### To do
Repeat the listing in full. Nothing may be added or left out.

*** Begin section ***

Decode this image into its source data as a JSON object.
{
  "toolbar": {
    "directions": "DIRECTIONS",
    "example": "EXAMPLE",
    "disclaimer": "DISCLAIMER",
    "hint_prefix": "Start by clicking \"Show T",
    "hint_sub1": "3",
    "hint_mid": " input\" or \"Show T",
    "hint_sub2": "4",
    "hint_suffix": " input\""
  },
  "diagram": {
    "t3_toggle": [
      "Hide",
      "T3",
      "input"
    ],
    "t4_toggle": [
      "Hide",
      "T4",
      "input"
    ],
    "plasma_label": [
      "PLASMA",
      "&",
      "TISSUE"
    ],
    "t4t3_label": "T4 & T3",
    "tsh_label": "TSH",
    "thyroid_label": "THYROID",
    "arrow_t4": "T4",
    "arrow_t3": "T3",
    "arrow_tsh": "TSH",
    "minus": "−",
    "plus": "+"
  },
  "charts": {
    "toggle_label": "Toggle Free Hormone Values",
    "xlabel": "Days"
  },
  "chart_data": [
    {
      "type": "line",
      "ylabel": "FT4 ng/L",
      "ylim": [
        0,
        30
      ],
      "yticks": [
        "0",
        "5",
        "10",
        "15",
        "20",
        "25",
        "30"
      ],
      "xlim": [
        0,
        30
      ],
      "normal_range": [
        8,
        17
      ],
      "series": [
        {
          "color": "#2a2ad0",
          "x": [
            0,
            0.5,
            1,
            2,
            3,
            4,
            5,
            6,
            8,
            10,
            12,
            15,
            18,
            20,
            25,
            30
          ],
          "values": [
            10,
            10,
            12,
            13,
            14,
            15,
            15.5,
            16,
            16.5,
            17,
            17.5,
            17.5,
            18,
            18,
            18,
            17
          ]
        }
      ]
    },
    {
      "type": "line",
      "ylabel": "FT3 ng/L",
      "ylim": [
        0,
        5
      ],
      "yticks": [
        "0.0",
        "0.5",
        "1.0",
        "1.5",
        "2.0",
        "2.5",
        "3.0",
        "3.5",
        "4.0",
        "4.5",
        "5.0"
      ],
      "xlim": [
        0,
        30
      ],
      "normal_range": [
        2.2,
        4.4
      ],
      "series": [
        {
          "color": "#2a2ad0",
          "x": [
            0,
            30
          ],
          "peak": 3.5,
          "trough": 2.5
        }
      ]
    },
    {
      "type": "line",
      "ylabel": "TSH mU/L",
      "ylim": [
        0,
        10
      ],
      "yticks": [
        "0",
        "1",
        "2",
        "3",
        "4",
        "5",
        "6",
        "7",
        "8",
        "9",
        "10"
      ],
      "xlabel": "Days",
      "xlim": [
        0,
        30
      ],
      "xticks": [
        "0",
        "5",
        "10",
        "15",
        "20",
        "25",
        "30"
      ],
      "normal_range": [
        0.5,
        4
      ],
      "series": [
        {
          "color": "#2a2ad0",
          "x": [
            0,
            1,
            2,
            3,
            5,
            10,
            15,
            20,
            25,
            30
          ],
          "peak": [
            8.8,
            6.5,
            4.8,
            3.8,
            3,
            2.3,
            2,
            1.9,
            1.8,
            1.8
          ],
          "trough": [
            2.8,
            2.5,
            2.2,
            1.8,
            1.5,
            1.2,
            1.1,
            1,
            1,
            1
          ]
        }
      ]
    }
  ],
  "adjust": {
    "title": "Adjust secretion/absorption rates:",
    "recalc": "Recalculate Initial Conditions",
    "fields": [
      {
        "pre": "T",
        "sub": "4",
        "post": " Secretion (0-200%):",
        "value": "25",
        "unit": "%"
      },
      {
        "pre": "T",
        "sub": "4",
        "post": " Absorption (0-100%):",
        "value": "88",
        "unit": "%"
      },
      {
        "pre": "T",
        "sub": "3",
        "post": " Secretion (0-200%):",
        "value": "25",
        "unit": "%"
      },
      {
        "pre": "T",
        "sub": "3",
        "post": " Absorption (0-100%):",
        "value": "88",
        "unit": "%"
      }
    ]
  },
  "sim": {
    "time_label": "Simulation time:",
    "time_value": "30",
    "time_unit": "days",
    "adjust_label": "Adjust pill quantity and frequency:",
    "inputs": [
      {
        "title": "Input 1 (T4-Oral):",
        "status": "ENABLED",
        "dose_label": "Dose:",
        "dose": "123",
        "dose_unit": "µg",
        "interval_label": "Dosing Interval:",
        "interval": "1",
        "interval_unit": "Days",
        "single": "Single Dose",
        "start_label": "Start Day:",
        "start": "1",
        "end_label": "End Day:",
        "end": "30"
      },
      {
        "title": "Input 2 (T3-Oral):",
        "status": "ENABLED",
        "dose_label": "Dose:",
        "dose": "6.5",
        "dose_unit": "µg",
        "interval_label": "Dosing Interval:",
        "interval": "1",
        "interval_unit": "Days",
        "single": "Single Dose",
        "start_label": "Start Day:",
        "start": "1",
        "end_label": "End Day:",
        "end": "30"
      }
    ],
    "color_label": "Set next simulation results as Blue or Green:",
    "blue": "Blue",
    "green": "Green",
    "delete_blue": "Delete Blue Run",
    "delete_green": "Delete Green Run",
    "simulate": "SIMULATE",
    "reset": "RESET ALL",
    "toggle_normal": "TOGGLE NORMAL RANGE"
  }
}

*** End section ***

### Your response
Decode this image into its source data as a JSON object.
{
  "toolbar": {
    "directions": "DIRECTIONS",
    "example": "EXAMPLE",
    "disclaimer": "DISCLAIMER",
    "hint_prefix": "Start by clicking \"Show T",
    "hint_sub1": "3",
    "hint_mid": " input\" or \"Show T",
    "hint_sub2": "4",
    "hint_suffix": " input\""
  },
  "diagram": {
    "t3_toggle": [
      "Hide",
      "T3",
      "input"
    ],
    "t4_toggle": [
      "Hide",
      "T4",
      "input"
    ],
    "plasma_label": [
      "PLASMA",
      "&",
      "TISSUE"
    ],
    "t4t3_label": "T4 & T3",
    "tsh_label": "TSH",
    "thyroid_label": "THYROID",
    "arrow_t4": "T4",
    "arrow_t3": "T3",
    "arrow_tsh": "TSH",
    "minus": "−",
    "plus": "+"
  },
  "charts": {
    "toggle_label": "Toggle Free Hormone Values",
    "xlabel": "Days"
  },
  "chart_data": [
    {
      "type": "line",
      "ylabel": "FT4 ng/L",
      "ylim": [
        0,
        30
      ],
      "yticks": [
        "0",
        "5",
        "10",
        "15",
        "20",
        "25",
        "30"
      ],
      "xlim": [
        0,
        30
      ],
      "normal_range": [
        8,
        17
      ],
      "series": [
        {
          "color": "#2a2ad0",
          "x": [
            0,
            0.5,
            1,
            2,
            3,
            4,
            5,
            6,
            8,
            10,
            12,
            15,
            18,
            20,
            25,
            30
          ],
          "values": [
            10,
            10,
            12,
            13,
            14,
            15,
            15.5,
            16,
            16.5,
            17,
            17.5,
            17.5,
            18,
            18,
            18,
            17
          ]
        }
      ]
    },
    {
      "type": "line",
      "ylabel": "FT3 ng/L",
      "ylim": [
        0,
        5
      ],
      "yticks": [
        "0.0",
        "0.5",
        "1.0",
        "1.5",
        "2.0",
        "2.5",
        "3.0",
        "3.5",
        "4.0",
        "4.5",
        "5.0"
      ],
      "xlim": [
        0,
        30
      ],
      "normal_range": [
        2.2,
        4.4
      ],
      "series": [
        {
          "color": "#2a2ad0",
          "x": [
            0,
            30
          ],
          "peak": 3.5,
          "trough": 2.5
        }
      ]
    },
    {
      "type": "line",
      "ylabel": "TSH mU/L",
      "ylim": [
        0,
        10
      ],
      "yticks": [
        "0",
        "1",
        "2",
        "3",
        "4",
        "5",
        "6",
        "7",
        "8",
        "9",
        "10"
      ],
      "xlabel": "Days",
      "xlim": [
        0,
        30
      ],
      "xticks": [
        "0",
        "5",
        "10",
        "15",
        "20",
        "25",
        "30"
      ],
      "normal_range": [
        0.5,
        4
      ],
      "series": [
        {
          "color": "#2a2ad0",
          "x": [
            0,
            1,
            2,
            3,
            5,
            10,
            15,
            20,
            25,
            30
          ],
          "peak": [
            8.8,
            6.5,
            4.8,
            3.8,
            3,
            2.3,
            2,
            1.9,
            1.8,
            1.8
          ],
          "trough": [
            2.8,
            2.5,
            2.2,
            1.8,
            1.5,
            1.2,
            1.1,
            1,
            1,
            1
          ]
        }
      ]
    }
  ],
  "adjust": {
    "title": "Adjust secretion/absorption rates:",
    "recalc": "Recalculate Initial Conditions",
    "fields": [
      {
        "pre": "T",
        "sub": "4",
        "post": " Secretion (0-200%):",
        "value": "25",
        "unit": "%"
      },
      {
        "pre": "T",
        "sub": "4",
        "post": " Absorption (0-100%):",
        "value": "88",
        "unit": "%"
      },
      {
        "pre": "T",
        "sub": "3",
        "post": " Secretion (0-200%):",
        "value": "25",
        "unit": "%"
      },
      {
        "pre": "T",
        "sub": "3",
        "post": " Absorption (0-100%):",
        "value": "88",
        "unit": "%"
      }
    ]
  },
  "sim": {
    "time_label": "Simulation time:",
    "time_value": "30",
    "time_unit": "days",
    "adjust_label": "Adjust pill quantity and frequency:",
    "inputs": [
      {
        "title": "Input 1 (T4-Oral):",
        "status": "ENABLED",
        "dose_label": "Dose:",
        "dose": "123",
        "dose_unit": "µg",
        "interval_label": "Dosing Interval:",
        "interval": "1",
        "interval_unit": "Days",
        "single": "Single Dose",
        "start_label": "Start Day:",
        "start": "1",
        "end_label": "End Day:",
        "end": "30"
      },
      {
        "title": "Input 2 (T3-Oral):",
        "status": "ENABLED",
        "dose_label": "Dose:",
        "dose": "6.5",
        "dose_unit": "µg",
        "interval_label": "Dosing Interval:",
        "interval": "1",
        "interval_unit": "Days",
        "single": "Single Dose",
        "start_label": "Start Day:",
        "start": "1",
        "end_label": "End Day:",
        "end": "30"
      }
    ],
    "color_label": "Set next simulation results as Blue or Green:",
    "blue": "Blue",
    "green": "Green",
    "delete_blue": "Delete Blue Run",
    "delete_green": "Delete Green Run",
    "simulate": "SIMULATE",
    "reset": "RESET ALL",
    "toggle_normal": "TOGGLE NORMAL RANGE"
  }
}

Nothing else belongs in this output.